• **WORK ORDER**
Reproduce the lines below exactly. Skip images.

• **RECORDED INFORMATION**
- - - - -

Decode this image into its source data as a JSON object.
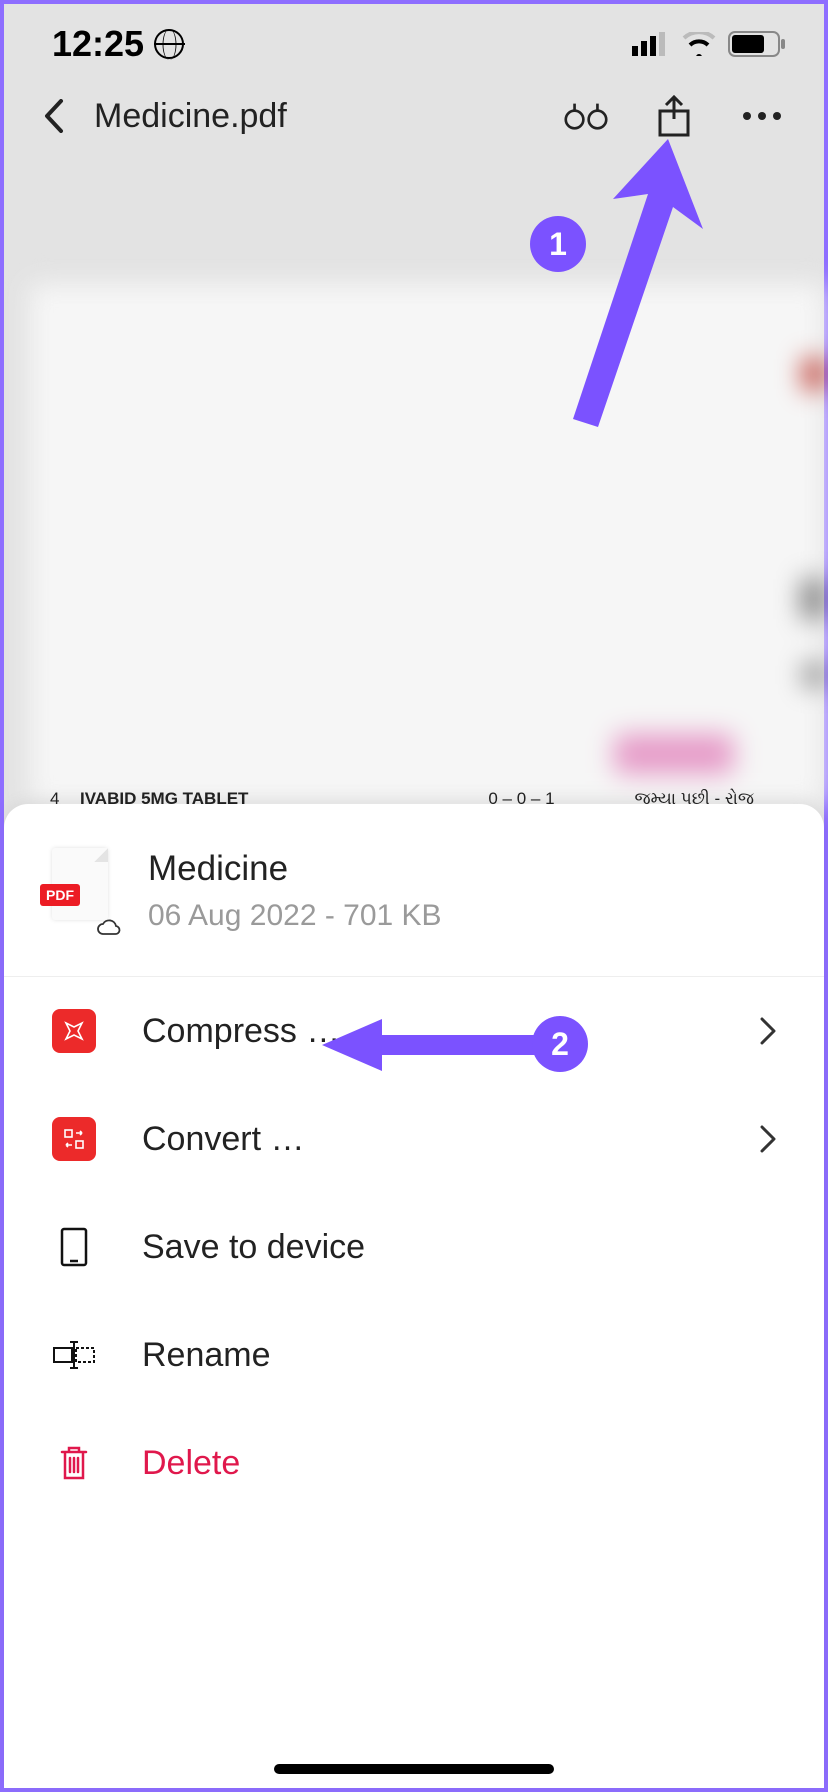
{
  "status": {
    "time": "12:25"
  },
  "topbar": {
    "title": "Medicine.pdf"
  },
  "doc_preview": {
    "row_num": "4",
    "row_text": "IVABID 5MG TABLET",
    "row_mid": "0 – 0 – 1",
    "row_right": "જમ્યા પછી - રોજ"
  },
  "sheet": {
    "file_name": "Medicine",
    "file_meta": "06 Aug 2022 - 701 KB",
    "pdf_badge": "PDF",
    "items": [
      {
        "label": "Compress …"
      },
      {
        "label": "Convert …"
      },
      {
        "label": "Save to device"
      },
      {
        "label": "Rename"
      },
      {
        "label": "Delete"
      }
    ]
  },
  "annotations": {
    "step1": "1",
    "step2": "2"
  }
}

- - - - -

• **WRITTEN ANSWER**
Decode this image into its source data as a JSON object.
{
  "status": {
    "time": "12:25"
  },
  "topbar": {
    "title": "Medicine.pdf"
  },
  "doc_preview": {
    "row_num": "4",
    "row_text": "IVABID 5MG TABLET",
    "row_mid": "0 – 0 – 1",
    "row_right": "જમ્યા પછી - રોજ"
  },
  "sheet": {
    "file_name": "Medicine",
    "file_meta": "06 Aug 2022 - 701 KB",
    "pdf_badge": "PDF",
    "items": [
      {
        "label": "Compress …"
      },
      {
        "label": "Convert …"
      },
      {
        "label": "Save to device"
      },
      {
        "label": "Rename"
      },
      {
        "label": "Delete"
      }
    ]
  },
  "annotations": {
    "step1": "1",
    "step2": "2"
  }
}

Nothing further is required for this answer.